Nearly one in three (30%) Baby Boomers say they have not yet defined their career path or goals. Meanwhile, Millennials and Gen Xers are all over it with just 14% and 15%, respectively, saying they haven’t defined their career path or goals, according to a survey of 1,000 adults, which was presented by Capital One at a panel discussion Thursday.

That may be because Boomers have a lot of “actual experience in the workforce and know that it’s a journey with many twists and turns, not a straight line,” says HR expert and trainer Robyn Tingley. While younger workers “may think they have it figured out – or a clear career path identified that they want to pursue – it might not be very robust, or they could in fact change their minds as life unfolds.”

Whatever the reasons, it’s a big mistake not to define your career path and goals, experts say. “Getting clear on what you are driven to achieve is key to being able to realize your most bold professional and personal goals,” says Tingley.

But defining your career path and goals isn’t always easy. “You don’t wake up one day and say ‘Ah ha! I know that this is where I’m going to focus all of my energy’. It’s just not that simple.

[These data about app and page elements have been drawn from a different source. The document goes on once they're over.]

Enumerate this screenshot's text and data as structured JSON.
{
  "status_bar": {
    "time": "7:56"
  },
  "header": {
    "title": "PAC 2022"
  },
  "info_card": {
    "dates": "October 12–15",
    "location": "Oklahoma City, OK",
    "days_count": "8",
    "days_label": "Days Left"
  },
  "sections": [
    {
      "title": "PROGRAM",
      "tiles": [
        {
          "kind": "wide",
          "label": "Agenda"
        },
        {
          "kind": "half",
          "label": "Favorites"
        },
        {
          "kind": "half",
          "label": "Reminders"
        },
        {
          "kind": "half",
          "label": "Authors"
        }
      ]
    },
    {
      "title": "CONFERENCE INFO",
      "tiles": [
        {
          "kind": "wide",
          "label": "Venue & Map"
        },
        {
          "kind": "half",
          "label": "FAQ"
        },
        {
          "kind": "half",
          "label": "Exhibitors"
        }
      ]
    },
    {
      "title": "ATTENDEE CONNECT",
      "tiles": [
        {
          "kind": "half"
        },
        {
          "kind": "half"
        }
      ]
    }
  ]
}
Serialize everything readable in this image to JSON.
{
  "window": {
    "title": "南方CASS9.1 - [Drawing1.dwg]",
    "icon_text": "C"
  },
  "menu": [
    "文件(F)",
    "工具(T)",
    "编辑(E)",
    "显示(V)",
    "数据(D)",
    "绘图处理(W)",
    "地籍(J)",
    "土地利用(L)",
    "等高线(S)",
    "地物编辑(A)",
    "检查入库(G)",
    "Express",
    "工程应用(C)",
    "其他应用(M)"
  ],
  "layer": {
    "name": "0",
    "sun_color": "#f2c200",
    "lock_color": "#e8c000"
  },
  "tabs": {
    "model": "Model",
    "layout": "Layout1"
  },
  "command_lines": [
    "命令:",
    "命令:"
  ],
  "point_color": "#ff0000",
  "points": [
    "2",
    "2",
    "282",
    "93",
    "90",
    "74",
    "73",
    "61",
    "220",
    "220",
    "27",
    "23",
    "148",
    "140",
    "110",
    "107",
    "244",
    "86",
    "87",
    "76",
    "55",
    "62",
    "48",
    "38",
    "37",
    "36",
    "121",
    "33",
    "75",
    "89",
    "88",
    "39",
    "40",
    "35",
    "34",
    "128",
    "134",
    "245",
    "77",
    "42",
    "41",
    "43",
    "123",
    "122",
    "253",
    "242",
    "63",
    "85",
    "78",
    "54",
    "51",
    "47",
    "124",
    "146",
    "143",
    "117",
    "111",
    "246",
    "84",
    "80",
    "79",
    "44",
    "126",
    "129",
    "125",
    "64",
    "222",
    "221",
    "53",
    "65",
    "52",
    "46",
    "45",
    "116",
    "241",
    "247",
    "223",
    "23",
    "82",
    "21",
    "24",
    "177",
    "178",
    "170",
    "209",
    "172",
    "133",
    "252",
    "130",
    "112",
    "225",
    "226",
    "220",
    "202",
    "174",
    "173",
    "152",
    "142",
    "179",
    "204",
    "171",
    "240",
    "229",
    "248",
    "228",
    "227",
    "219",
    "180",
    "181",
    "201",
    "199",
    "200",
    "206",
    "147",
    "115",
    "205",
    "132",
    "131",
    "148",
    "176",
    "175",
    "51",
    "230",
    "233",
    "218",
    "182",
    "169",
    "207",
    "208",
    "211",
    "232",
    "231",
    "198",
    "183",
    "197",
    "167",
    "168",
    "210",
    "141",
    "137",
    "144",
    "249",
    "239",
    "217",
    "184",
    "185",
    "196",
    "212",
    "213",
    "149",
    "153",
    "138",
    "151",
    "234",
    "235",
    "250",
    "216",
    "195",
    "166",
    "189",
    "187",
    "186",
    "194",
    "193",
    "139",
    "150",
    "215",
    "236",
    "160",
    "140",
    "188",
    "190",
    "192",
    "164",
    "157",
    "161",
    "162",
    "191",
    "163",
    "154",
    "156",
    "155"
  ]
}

Most people have to work at finding their purpose,” says Tingley.

Step one: “Be honest with yourself. If you had no fear of repercussions, or the struggle, what would you be doing,” says career coach Carlota Zimmerman. “If you genuinely can’t answer that, write out what it is you dislike about your current situation. Sometimes knowing what you don’t want to do is just as important as knowing what you want.” Megan Lathrop, Capital One money coach, notes that “it’s also important to take a step back and reflect on your past. Knowing where you are will help you create action steps to get to where you want to be within your career path.”

Tingley adds that you should compare your career dreams to your reality, such as what you’re good at. Is there overlap between the two? And, she adds, share both your dreams and skills with trusted family members and friends. “Ask them to help you identify jobs that support your interests,” she says. “These people know you best and can help you brainstorm about jobs that exist and relationships you’ll need to develop.”

It’s also important to identify people who are currently living out your dream career — or identify someone you know who may know that person — says executive coach Marc Dorio. If possible, get in touch with person to find out how they got to where they are.

And most importantly, act: “You need to try a few things and gain hands-on experience to know if you are on the right track,” says Tingley. “Don’t get caught up in finding the perfect job that makes you happy every day. It doesn’t exist. Life is full of challenges and you’ll need to improvise.”